Egyptian Foreign Minister Sameh Shoukry visited Israel in July to offer his government’s assistance in restarting peace talks between Israel and the Palestinians. Shoukry’s visit marked the first time an Egyptian foreign minister had visited Israel since 2007, and highlighted the closer ties that have been forged in the last few years under the leadership of Egyptian President Abdel Fattah el-Sisi. Later that month, Israeli Prime Minister Benjamin Netanyahu and President Reuven Rivlin attended a reception at the Egyptian embassy in Tel Aviv in honor of Egypt’s National Day.
Cairo and Jerusalem have also increased military and intelligence cooperation in order to combat terror groups like Hamas and the Islamic State’s affiliate in the Sinai Peninsula. Egypt has been destroying underground tunnels between Sinai and the Gaza Strip in order to prevent the smuggling of weapons and fighters between the two groups, which closely cooperate with each other. ISIS forces in the Sinai perpetrated major attacks against Egypt, and Hamas has both trained ISIS fighters and provided them with medical care.

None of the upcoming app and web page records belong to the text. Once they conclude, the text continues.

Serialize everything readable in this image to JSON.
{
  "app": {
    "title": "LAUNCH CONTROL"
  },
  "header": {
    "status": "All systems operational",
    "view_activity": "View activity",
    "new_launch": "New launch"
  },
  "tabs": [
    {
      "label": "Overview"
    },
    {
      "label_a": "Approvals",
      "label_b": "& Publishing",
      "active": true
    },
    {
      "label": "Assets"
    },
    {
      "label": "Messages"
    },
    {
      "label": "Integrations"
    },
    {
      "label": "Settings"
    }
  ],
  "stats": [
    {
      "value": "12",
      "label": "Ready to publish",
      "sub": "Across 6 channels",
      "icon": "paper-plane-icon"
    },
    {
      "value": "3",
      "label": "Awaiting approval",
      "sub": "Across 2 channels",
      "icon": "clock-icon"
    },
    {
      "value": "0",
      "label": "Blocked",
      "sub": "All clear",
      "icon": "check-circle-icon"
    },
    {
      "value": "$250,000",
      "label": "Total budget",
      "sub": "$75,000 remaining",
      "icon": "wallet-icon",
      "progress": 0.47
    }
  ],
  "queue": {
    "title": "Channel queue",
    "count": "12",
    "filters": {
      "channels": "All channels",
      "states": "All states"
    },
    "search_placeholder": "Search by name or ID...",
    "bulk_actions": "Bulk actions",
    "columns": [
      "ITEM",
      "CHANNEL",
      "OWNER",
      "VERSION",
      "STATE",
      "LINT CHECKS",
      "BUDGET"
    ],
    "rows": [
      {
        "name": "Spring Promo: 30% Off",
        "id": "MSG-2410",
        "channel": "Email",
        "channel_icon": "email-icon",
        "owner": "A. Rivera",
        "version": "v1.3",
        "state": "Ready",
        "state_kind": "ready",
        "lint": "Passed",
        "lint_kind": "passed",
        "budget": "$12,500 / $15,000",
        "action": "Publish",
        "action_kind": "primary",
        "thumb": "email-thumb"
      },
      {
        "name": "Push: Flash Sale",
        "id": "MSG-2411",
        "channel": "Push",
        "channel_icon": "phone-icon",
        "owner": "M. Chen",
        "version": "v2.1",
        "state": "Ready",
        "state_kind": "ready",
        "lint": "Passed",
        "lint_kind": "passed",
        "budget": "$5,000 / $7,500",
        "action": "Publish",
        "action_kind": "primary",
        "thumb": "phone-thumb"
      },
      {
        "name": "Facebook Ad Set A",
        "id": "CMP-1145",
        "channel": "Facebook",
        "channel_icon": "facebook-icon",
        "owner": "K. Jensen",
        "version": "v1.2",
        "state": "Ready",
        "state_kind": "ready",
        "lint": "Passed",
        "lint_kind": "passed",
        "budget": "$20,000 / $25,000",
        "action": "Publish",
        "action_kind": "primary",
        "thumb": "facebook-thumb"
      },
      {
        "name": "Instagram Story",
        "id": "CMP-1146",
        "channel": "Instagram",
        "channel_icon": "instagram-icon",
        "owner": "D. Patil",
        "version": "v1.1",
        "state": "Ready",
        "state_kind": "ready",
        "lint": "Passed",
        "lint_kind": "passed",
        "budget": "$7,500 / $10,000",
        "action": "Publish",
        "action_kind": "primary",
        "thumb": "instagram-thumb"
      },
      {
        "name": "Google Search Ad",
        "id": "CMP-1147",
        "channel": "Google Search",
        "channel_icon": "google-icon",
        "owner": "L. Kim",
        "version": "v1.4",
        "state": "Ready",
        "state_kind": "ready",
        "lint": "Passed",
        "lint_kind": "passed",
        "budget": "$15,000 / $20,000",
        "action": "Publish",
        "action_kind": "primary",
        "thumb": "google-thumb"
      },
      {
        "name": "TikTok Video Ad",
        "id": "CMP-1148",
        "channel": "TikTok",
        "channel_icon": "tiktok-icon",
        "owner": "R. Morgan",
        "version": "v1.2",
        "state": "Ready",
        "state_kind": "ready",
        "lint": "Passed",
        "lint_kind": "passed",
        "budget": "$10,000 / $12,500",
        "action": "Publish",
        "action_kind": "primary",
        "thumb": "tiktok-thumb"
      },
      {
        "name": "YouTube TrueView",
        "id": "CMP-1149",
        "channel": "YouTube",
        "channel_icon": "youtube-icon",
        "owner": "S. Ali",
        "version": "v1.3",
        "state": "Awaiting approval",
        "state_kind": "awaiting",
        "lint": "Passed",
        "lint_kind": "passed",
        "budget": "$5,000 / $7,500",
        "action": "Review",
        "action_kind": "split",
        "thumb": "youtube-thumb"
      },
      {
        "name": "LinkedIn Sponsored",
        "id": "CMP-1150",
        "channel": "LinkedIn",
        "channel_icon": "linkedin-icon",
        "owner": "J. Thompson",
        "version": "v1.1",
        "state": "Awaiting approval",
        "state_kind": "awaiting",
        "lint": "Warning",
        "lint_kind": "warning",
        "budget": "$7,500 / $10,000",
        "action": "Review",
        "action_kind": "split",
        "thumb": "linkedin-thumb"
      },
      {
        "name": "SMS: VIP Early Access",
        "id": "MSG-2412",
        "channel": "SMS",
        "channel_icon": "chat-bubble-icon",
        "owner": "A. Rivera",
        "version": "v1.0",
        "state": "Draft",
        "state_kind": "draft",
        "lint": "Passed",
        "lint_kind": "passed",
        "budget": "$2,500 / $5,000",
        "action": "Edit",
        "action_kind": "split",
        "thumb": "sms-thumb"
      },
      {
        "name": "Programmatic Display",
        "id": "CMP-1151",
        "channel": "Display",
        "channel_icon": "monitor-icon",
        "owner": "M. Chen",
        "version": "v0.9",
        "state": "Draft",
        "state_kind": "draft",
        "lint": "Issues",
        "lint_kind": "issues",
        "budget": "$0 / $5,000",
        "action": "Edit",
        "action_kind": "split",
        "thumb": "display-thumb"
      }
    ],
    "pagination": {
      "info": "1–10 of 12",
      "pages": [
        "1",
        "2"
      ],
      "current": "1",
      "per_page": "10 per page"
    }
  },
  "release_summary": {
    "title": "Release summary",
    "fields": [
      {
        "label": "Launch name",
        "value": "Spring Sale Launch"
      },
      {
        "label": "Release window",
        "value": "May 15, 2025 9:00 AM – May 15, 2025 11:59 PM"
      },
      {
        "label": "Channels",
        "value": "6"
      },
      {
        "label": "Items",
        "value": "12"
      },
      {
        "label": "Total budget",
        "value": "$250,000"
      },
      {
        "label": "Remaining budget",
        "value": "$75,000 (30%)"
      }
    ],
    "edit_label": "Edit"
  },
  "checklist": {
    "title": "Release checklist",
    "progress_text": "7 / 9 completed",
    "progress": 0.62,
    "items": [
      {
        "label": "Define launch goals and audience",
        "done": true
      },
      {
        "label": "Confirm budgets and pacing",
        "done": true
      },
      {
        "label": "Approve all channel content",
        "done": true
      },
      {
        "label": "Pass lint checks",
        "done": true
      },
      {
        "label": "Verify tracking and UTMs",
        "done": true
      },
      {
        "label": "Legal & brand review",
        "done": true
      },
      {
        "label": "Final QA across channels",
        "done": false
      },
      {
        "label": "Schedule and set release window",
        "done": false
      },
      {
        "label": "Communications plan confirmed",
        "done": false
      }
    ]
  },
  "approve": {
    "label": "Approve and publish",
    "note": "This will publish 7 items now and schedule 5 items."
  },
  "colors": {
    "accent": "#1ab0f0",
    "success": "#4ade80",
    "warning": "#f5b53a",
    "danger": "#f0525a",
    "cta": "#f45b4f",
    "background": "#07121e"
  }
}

Ayoob Kara, a Druze member of the Knesset and Israel’s Deputy Minister of Regional Cooperation, told Tablet Magazine in August that “our relations with our neighbors are the best they’ve ever been.”
[Photo: ضيوف القنوات / YouTube ]